EXERCISE DESCRIPTION. Each line below must be written out exactly as shown.

SUPPLIED MATERIAL.
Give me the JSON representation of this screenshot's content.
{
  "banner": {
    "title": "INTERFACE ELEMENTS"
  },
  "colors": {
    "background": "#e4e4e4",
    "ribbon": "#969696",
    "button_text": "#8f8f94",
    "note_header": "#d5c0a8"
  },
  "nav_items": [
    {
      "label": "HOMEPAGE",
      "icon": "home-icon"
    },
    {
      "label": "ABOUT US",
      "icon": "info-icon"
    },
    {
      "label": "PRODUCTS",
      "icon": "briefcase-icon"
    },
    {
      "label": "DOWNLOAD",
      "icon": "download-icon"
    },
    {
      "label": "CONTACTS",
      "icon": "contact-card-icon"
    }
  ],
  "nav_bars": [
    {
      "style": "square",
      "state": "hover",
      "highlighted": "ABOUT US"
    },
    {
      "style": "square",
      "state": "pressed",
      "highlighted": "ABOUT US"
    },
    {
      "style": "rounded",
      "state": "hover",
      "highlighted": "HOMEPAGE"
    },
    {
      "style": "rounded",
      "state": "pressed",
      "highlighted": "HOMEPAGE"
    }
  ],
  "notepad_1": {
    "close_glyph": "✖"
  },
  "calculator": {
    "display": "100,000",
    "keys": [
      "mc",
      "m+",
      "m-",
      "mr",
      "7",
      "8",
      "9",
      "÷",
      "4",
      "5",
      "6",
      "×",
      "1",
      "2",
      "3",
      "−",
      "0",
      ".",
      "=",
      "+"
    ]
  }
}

SOLUTION BELOW.
Give me the JSON representation of this screenshot's content.
{
  "banner": {
    "title": "INTERFACE ELEMENTS"
  },
  "colors": {
    "background": "#e4e4e4",
    "ribbon": "#969696",
    "button_text": "#8f8f94",
    "note_header": "#d5c0a8"
  },
  "nav_items": [
    {
      "label": "HOMEPAGE",
      "icon": "home-icon"
    },
    {
      "label": "ABOUT US",
      "icon": "info-icon"
    },
    {
      "label": "PRODUCTS",
      "icon": "briefcase-icon"
    },
    {
      "label": "DOWNLOAD",
      "icon": "download-icon"
    },
    {
      "label": "CONTACTS",
      "icon": "contact-card-icon"
    }
  ],
  "nav_bars": [
    {
      "style": "square",
      "state": "hover",
      "highlighted": "ABOUT US"
    },
    {
      "style": "square",
      "state": "pressed",
      "highlighted": "ABOUT US"
    },
    {
      "style": "rounded",
      "state": "hover",
      "highlighted": "HOMEPAGE"
    },
    {
      "style": "rounded",
      "state": "pressed",
      "highlighted": "HOMEPAGE"
    }
  ],
  "notepad_1": {
    "close_glyph": "✖"
  },
  "calculator": {
    "display": "100,000",
    "keys": [
      "mc",
      "m+",
      "m-",
      "mr",
      "7",
      "8",
      "9",
      "÷",
      "4",
      "5",
      "6",
      "×",
      "1",
      "2",
      "3",
      "−",
      "0",
      ".",
      "=",
      "+"
    ]
  }
}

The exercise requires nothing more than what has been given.